Re: Performing Rights Society Again # Sole trader
Posted by Martin Kelly on April 20, 2012, 10:06 pm, in reply to "Re: Performing Rights Society Again #"
I've had the usual pestering calls from PPL and the most recent was 10 days ago. I had heard that a sole trader was exempt so being a one-man-business I pursued this line and when I was asked what I do when visitors arrive I stated that firstly there is a notice saying No Unauthorised Entry and if they do enter I turn the radio off. |
I was then told that I would receive an invoice for £71 approx.
I vented my annoyance and said I would appeal on the grounds of entrapment due to the line of questioning and lack of forthcoming help.
I then received the invoice, looked on the PPL website under FAQ's - 'I work alone do I need a PPL licence?' From PPL website below,
The courts have given guidance on the legal meaning of 'playing in public' and have determined that it covers any playing of music other than in a domestic context. There is no legal requirement for a minimum number of people to be present. On this basis, the playing of recorded music in a business environment will ordinarily require a PPL licence, including where this is only audible to workers. Recorded music can be a powerful business tool, whatever the size of the business.
However, PPL operates a discretionary licensing policy in respect of lone workers, as follows:
Lone workers in factories and offices
PPL does not require a business to obtain a licence under PPL's Factories & Offices tariff (PPL212) where both of the following criteria apply:
1. It is a factory or office with only one worker; and

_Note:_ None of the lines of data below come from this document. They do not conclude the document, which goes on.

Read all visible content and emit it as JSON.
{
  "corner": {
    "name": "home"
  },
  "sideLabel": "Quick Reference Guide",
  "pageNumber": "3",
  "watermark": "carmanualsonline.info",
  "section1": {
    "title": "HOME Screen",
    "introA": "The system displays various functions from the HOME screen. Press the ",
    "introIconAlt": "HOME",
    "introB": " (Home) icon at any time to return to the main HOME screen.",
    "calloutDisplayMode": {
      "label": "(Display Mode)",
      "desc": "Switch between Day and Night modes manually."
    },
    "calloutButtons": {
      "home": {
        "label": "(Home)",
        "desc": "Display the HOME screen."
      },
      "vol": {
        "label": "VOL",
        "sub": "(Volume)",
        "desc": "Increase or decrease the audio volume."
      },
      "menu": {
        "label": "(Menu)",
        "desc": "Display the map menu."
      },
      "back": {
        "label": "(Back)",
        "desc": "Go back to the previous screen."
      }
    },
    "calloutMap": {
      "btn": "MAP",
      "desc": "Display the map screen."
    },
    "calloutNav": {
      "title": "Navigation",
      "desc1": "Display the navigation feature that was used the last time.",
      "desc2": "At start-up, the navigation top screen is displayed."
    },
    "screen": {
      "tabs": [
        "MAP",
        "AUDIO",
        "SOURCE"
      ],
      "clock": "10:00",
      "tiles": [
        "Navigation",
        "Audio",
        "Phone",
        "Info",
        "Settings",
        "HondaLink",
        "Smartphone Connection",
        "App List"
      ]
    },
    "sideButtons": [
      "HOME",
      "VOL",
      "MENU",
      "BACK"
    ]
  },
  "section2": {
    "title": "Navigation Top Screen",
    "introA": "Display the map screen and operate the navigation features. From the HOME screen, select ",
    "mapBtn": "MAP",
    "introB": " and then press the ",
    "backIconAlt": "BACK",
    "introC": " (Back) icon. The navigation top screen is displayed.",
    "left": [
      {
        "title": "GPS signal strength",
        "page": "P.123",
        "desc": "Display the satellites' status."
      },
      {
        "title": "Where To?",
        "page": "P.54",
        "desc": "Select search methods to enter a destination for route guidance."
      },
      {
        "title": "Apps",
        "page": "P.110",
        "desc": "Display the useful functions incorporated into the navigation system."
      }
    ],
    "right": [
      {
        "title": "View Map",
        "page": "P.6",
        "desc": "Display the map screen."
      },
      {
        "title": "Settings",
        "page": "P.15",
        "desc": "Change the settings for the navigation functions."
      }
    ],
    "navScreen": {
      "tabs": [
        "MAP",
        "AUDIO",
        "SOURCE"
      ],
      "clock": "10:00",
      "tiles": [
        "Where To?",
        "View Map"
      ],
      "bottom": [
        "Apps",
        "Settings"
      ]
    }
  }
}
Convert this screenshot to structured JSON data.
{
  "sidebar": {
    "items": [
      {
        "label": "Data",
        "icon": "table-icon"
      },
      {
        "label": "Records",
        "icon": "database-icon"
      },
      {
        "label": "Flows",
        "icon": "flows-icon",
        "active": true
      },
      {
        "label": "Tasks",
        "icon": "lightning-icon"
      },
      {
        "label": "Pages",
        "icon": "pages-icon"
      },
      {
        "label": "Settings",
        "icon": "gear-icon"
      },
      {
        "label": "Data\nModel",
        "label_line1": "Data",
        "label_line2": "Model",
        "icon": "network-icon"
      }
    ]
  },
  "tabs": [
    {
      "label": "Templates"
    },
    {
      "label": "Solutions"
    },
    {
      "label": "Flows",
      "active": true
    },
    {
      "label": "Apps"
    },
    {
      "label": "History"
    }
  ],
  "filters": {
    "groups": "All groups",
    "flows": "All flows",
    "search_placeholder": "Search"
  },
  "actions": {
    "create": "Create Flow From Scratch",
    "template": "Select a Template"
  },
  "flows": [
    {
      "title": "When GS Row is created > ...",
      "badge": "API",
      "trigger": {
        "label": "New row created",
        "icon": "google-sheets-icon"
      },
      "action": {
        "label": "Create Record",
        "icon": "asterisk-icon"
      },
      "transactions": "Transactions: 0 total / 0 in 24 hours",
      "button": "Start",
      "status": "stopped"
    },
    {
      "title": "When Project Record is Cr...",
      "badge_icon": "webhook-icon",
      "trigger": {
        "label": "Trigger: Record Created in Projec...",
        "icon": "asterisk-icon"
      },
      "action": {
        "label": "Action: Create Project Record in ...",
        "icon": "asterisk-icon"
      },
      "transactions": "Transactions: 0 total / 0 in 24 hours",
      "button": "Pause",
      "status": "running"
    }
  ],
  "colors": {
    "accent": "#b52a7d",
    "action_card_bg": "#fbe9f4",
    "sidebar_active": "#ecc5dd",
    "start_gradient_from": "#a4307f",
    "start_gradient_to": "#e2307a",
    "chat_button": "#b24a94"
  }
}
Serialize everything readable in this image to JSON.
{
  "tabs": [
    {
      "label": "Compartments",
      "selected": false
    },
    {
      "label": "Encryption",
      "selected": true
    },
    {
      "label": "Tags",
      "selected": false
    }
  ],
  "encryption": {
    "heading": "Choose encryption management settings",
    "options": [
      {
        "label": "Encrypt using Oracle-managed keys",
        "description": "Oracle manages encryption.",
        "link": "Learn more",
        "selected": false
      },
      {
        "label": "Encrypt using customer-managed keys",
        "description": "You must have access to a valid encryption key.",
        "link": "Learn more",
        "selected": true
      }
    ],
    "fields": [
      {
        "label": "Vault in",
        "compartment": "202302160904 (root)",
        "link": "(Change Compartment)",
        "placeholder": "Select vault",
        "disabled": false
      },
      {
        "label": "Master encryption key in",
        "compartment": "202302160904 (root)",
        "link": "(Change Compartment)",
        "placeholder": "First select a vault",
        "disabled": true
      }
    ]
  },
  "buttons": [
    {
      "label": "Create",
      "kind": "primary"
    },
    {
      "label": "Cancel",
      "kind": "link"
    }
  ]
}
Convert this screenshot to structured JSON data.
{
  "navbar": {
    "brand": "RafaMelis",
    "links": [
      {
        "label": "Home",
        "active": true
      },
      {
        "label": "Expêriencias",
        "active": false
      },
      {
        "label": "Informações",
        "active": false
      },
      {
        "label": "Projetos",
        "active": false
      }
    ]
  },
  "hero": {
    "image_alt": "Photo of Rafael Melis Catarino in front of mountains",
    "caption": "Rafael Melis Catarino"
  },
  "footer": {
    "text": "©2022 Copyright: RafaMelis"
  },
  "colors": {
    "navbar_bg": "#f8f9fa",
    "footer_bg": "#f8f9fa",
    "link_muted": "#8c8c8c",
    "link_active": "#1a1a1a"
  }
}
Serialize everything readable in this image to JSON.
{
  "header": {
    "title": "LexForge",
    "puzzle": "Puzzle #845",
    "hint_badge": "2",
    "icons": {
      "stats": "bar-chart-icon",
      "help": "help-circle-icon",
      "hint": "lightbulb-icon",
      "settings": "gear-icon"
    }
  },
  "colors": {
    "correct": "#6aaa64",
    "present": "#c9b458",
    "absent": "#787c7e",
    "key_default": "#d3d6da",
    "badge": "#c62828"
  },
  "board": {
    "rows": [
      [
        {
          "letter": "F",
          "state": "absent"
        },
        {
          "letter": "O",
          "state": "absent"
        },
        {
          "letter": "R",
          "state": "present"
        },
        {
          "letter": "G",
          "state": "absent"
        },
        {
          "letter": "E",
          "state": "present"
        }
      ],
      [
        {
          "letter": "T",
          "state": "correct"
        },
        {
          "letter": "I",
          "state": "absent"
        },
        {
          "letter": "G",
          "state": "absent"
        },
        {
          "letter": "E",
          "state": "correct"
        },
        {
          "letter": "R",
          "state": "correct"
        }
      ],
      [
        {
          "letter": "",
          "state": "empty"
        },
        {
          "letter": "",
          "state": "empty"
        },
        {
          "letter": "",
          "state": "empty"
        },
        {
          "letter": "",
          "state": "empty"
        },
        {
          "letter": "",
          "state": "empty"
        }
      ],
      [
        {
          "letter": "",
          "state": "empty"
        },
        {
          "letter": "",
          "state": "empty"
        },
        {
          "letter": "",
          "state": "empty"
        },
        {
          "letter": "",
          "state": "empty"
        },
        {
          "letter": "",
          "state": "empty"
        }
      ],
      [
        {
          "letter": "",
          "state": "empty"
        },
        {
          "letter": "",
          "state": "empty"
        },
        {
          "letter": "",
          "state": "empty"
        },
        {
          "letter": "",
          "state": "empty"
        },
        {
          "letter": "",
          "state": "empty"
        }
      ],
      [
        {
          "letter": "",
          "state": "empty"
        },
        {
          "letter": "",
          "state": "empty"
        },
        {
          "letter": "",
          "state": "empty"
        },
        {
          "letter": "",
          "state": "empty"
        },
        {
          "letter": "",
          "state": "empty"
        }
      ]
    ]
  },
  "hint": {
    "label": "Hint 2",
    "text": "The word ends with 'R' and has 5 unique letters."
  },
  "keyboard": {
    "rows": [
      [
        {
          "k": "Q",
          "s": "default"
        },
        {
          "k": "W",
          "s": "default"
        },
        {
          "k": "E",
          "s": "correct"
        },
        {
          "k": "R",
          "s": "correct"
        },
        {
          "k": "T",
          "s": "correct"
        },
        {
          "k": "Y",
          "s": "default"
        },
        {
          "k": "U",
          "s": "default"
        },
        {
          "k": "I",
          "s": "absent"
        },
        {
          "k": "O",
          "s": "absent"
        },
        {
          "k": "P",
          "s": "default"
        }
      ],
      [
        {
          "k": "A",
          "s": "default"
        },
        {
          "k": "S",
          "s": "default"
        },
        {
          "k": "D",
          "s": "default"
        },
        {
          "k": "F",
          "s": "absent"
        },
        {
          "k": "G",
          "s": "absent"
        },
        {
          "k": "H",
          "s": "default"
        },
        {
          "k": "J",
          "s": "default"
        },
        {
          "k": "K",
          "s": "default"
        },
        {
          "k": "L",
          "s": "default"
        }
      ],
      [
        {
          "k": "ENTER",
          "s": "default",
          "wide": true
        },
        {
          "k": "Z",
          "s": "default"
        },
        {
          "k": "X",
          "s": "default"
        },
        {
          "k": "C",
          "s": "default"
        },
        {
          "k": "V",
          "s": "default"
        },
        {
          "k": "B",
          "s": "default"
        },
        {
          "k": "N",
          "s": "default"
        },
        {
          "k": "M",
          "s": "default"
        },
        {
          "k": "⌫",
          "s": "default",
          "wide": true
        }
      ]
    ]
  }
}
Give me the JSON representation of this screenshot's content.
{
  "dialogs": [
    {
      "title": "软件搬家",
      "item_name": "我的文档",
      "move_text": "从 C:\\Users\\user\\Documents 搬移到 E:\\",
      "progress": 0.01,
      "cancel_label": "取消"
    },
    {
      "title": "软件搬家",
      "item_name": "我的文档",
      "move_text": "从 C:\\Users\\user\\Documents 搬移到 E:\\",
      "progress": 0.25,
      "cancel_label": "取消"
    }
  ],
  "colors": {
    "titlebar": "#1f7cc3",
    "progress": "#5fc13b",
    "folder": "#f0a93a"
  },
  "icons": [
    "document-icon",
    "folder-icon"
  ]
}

2. Recorded music is not played at any time when any other person is at, or visiting, the premises (such as another staff member, a member of the public or any other visitor).
Please note that, in the event that a factory or office meets the above criteria but is also using recorded music in other ways (such as telephone music on hold), it would still require the appropriate PPL licence for those other uses.
Lone workers in other commercial premises
PPL similarly would not require a lone worker to obtain a licence to play recorded music as background music at other types of business premises, provided that it is not played at any time when any other person is at, or visiting, the premises.
An example would be a shop where there is only one member of staff, and recorded music is only played when the shop is closed to customers and other visitors. Under its discretionary licensing policy, PPL would not require the shop to obtain a licence for this. Similarly, PPL would not seek to license a worker playing recorded music when alone in a company car or delivery vehicle.
We would encourage businesses to contact PPL so that we can advise further on what (if any) PPL licensing requirements may be applicable to their specific circumstances. PPL may vary its discretionary licensing policies from time to time but we do not have any current plans in this regard and we would give reasonable notice to our customers before doing so. PPL has a separate discretionary licensing policy in respect of home offices.
I phoned them and explained what had happened, quoted the fact above and they have now cancelled the invoice and said that I will not be contacted again, perhaps a random inspection?